The cloud computing space is evolving. Vendors are finding their niche segments and owning them. But, why should all of this brouhaha about cloud migration matter to you? Is the ‘Anytime, Anywhere, Any Device’ computing model for everyone?
Is there a compelling business case for universal cloud adoption?
Moving to the cloud is not just about adopting newer tech but there is a compelling business case to make the shift.
Business Drivers for Cloud Adoption
1) The Cost Argument
Cloud computing is an efficient and cost-effective way to deploy IT. Large cloud providers leverage economies of scale to deliver low-cost computing resources to cloud users. If you are operating on a cloud platform, you pay for the exact amount of resources you consume. For SMBs and startups working on a lean model, avoiding expenditure on installation, maintenance, upgrades and support costs can make a lot of difference.
Startups and SMBs are often constrained by tight budgets and using the cloud to deliver services will imply costs are incurred as operational expenditure instead of capital expenditure. Operating on the cloud will also mean they don’t have to worry about infrastructure provisioning. The cloud provider would take over the responsibility of upgrading infrastructure and maintaining it, letting the enterprise focus on application development.
Easy scalability is another advantage of cloud adoption. Cloud providers offer automatic scaling whenever computing needs peak. If not for the cloud, firms would have to create the infrastructure to meet peak traffic demands and keep it idle for most of the year. Being able to avoid over-provisioning is a significant advantage of moving to the cloud.
4) Enterprise mobility
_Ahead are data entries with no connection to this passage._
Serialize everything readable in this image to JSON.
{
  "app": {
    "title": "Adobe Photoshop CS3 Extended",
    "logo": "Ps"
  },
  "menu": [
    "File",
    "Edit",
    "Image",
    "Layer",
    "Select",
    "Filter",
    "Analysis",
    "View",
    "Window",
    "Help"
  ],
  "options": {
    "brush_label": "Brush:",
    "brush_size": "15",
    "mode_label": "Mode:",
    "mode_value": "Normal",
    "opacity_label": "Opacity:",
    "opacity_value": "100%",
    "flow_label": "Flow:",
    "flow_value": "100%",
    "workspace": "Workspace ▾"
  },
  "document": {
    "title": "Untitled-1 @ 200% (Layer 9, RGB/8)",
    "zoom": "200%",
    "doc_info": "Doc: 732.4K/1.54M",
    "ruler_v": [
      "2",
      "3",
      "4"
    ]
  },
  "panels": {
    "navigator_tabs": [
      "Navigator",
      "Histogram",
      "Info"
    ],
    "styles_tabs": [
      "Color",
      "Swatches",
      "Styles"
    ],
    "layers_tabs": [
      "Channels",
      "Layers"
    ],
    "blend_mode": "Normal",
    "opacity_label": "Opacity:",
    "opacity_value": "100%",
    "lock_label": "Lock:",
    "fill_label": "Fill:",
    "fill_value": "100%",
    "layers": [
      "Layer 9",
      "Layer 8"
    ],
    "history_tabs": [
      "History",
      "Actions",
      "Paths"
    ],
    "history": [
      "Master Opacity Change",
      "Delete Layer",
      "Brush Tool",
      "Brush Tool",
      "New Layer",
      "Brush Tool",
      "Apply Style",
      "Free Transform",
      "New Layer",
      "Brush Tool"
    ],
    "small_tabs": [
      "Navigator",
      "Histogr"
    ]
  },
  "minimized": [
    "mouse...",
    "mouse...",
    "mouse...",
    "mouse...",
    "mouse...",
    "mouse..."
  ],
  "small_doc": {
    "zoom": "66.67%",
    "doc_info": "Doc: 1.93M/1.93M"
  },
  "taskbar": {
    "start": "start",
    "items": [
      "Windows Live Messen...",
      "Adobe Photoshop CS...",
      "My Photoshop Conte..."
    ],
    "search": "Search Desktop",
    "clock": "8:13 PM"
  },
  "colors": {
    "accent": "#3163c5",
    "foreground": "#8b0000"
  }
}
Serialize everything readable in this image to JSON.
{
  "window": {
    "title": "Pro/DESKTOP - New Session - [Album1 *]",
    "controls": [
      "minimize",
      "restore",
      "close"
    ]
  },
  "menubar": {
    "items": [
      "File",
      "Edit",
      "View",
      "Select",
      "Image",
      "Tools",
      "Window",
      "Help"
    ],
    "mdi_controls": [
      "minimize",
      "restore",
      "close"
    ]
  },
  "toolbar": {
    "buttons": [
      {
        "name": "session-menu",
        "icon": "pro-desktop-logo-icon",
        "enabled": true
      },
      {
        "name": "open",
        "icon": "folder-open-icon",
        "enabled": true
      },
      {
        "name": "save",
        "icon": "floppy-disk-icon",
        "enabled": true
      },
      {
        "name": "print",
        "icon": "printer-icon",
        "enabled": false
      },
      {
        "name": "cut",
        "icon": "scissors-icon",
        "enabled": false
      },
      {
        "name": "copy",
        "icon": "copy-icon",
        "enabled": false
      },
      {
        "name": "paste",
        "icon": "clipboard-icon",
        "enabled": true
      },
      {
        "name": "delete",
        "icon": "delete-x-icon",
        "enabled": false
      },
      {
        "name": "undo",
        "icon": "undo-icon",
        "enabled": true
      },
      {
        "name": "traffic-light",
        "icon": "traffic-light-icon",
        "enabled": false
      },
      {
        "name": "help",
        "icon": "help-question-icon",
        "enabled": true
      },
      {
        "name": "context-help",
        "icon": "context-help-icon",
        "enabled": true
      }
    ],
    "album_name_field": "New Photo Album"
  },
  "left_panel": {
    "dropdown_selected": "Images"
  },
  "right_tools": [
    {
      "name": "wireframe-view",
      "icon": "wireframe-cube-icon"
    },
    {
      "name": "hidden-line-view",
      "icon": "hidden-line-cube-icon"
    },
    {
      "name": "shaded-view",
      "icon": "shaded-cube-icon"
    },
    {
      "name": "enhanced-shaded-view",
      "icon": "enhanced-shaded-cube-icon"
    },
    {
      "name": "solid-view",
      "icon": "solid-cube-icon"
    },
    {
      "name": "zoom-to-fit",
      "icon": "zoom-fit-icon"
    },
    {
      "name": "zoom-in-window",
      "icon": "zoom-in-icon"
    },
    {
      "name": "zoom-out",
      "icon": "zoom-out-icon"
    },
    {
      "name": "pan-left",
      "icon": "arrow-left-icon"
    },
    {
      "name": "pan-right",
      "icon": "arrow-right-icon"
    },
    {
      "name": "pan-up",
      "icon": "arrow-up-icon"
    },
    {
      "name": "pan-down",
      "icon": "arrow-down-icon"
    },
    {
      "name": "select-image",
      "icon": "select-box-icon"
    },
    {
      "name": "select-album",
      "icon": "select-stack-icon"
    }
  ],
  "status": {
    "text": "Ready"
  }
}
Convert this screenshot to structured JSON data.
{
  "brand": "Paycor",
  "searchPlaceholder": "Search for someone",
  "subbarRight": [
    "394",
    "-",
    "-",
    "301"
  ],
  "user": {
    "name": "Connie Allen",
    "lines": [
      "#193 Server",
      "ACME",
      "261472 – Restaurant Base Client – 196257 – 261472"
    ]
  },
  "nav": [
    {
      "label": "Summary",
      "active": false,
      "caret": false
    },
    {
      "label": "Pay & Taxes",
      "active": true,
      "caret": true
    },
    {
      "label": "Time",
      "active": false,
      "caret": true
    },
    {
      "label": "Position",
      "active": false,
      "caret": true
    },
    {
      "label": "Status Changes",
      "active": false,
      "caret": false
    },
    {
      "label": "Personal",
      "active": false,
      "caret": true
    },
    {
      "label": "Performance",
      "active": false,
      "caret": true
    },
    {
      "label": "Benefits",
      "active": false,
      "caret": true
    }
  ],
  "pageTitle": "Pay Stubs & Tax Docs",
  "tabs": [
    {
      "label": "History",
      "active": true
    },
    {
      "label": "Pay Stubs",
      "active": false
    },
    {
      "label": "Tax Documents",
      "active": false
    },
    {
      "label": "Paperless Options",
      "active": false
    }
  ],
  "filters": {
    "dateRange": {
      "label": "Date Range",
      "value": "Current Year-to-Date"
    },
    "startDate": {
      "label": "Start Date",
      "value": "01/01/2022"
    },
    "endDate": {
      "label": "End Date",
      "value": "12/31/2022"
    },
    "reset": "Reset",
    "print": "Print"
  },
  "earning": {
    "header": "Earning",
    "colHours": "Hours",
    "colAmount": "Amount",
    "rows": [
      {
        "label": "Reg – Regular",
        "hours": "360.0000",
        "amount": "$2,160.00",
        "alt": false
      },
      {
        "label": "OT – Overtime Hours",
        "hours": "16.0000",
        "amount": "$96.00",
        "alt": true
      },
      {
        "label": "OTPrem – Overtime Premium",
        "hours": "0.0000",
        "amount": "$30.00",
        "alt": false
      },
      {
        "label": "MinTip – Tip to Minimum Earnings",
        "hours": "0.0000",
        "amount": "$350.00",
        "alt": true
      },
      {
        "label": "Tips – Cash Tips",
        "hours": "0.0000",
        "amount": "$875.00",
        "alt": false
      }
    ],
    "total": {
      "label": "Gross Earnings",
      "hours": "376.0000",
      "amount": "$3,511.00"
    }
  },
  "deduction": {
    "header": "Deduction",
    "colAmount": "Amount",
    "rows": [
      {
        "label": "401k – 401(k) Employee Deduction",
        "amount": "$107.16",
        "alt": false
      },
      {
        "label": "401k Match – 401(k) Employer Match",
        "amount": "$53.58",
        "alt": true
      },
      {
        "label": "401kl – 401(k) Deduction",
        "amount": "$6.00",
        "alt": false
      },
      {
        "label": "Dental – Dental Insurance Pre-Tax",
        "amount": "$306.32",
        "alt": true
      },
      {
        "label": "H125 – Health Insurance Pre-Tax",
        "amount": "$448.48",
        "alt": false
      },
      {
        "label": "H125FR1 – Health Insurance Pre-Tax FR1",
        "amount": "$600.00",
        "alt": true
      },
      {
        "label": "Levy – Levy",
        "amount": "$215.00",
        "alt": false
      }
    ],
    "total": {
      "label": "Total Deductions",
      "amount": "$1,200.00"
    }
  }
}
Cloud adoption furthers enterprise mobility by allowing users to work from anywhere, at any time, and from any device. Cloud-based business collaboration tools are efficient and easy-to-use. Cloud-delivered enterprise mobility management systems allow companies to implement Bring-Your-Own-Device (BYOD) policies without worrying too much about data security.
Virtual computing resources can be commissioned in a few hours whereas traditional mode of setting up IT infrastructure takes weeks, if not months. For startups with ideas that need to be out in the market yesterday, adopting a cloud-first strategy is the only means to speed up product development. Finally, each enterprise will differ in why it embraces cloud computing. Irrespective of why you migrate to the cloud, the approach to cloud adoption must be properly planned and executed. It begins with choosing the right vendor for your firm. So, how to find your cloud match?
What you must look for in a cloud vendor
1) Performance & Uptime
For high-speed delivery of applications, network performance is crucial. Check if your cloud provider has a low uptime.
2) Service Level Agreements and Reliability
Some cloud providers offer higher levels of service and customer support to differentiate themselves from their competitors.
Some cloud providers charge you for the actual number of servers you use, whereas others charge you for the amount of time you keep them online. Few vendors compute costs per hour whereas others compute costs by the minute.
4) Technology Stack
Cloud service providers have services that work on particular software stacks. If your app is built on a particular software stack, you can simplify your cloud migration by choosing a provider that supports the same software stack.
5) APIs and Vendor lock-in
It is better to choose APIs backed by multiple providers and vendors as it reduces chances of vendor lock-in. This makes cloud migration from one provider to another easier.
6) Security and compliance
Data security concerns weigh heavily on the minds of enterprises wanting to migrate to the cloud. Make sure that your cloud platform provider is compliant with security standards and data safety regulations.
7) Deployment models
For most large enterprises uprooting their entire on-premise cloud workloads and migrating them to a public cloud maybe challenging and unneces-sary. Enterprises may choose to migrate only some of their workloads to the cloud and work with a hybrid cloud strategy. It’s important to check if your cloud provider supports hybrid cloud configurations.
8) Regional support
If business requirements or data safety laws mandate data localization in a particular country or region, then it is necessary to check for regional avail-ability of your cloud provider.
Autoscaling is important for applications that are likely to experience demand peaks and troughs. Bringing more servers online for handling higher workloads and taking them offline when not necessary ensures you pay-as-you-use.
10) Network connectivity
Evaluating your cloud provider’s network connectivity is crucial, particularly so if you are running latency-sensitive applications on the cloud.
To know more about how Google Cloud can impact your business and plan your enterprise cloud strategy, download this free e-book;